The following day we went to Lake Nakuro National Park – a long journey by road but spectacular as we descended the side of the Rift Valley. The park is famous for the birds which were indeed amazing but there were also a great many animals to see, including white rhino.

The hotel was in a tea growing area and the following day we went by mutatu to a tea factory where we had a guided tour of the whole process, and bought some of the local tea.

New Year’s Eve was spent at the hotel and on the next day we flew to Mombasa- so very different – hot and humid, a real mix of cultures and history, African, Indian, Arab, Portuguese and British. We stayed in a city centre hotel and over the next few days visited the old town and markets, the old harbour with its history of slave trading and Fort Jesus. We also went out of the city to some workshops for disabled people, very impressive. As we walked in to the compound a man who was to be our guide came up and said, do we know about Oxfam – yes. Do we know about Traidcraft – yes! And do we know about VSO (they sometimes have volunteers there) – yes!! They not only make craft work they also build and sell wheelchairs.

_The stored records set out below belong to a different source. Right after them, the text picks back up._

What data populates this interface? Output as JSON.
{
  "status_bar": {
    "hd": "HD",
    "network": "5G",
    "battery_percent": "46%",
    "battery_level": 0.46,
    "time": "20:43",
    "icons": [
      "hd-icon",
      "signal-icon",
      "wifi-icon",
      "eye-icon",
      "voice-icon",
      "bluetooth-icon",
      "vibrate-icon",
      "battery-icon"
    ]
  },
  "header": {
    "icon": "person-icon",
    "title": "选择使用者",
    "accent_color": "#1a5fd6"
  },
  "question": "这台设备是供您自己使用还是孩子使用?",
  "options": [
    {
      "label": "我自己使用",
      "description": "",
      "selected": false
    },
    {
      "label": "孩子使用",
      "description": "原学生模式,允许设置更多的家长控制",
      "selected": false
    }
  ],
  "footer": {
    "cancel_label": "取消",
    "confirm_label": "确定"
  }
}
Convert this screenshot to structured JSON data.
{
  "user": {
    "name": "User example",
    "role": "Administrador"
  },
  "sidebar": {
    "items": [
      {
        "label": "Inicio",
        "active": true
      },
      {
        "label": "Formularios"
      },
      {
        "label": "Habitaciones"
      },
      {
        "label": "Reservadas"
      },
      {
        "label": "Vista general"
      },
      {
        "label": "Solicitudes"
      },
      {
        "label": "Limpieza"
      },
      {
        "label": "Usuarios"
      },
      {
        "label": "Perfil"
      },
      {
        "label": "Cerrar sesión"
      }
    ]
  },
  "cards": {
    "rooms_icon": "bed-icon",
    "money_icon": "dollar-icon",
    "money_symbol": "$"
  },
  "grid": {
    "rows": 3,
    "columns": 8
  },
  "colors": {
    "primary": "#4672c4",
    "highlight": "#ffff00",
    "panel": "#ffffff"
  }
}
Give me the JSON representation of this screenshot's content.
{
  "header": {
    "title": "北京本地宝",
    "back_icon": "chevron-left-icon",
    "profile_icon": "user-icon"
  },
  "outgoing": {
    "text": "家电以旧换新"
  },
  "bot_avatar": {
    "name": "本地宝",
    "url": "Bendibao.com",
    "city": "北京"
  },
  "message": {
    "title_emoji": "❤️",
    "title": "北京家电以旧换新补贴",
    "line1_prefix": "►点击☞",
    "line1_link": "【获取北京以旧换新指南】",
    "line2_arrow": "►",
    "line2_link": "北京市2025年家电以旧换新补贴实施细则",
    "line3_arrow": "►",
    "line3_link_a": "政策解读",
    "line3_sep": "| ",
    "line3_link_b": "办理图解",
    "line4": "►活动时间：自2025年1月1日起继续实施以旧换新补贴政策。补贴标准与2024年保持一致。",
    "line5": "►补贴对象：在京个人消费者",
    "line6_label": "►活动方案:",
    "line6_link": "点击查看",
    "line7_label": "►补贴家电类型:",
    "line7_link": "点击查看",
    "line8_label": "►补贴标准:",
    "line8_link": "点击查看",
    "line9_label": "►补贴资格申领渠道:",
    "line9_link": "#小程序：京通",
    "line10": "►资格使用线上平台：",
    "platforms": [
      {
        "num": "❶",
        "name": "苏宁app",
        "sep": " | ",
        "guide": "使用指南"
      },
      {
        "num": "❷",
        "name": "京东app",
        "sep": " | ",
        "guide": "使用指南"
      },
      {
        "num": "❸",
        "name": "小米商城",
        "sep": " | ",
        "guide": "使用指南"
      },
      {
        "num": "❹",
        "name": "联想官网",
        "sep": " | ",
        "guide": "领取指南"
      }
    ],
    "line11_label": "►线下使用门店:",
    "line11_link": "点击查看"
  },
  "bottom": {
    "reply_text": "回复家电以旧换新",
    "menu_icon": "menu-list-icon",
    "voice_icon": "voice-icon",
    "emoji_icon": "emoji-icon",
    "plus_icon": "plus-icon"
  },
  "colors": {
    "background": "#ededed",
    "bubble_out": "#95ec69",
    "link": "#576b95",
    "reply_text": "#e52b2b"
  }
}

When it was time to leave the city we got a shuttle (non-stopping) mutatu up the coast road. We got off at Gede and took a tuk-tuk to where we were staying, a field study centre right by the coast. It was lovely, quiet with basic accommodation, simple but very nice food and good fellowship. While there we went to Mida Creek, walked on a rope walkway across the mangrove forest with all the different types and went in a canoe across the creek. Magical! We also visited the Gede Ruins, once home of a thriving and successful Swahili Community.

For the last part of our stay we went by taxi back to Mombasa, across the ferry to the south coast where we stayed in very comfortable surroundings in a beach hotel. Lovely beach, swimming pool, beautiful accommodation and good food. While there we went in a glass bottomed boast across the coral reef and swam and snorkelled off a sandbank. It was very nice to have had that at the end but we were glad that it was not our only experience of the country.

The next day it was back to the airport, flying back to Nairobi and then flying off again in our very different directions. During our time we had stayed in 4 completely different areas of Kenya in 4 very different styles of accommodation and we felt we had had a wonderful time together.

Not bad for having organised it all in less than 10 days!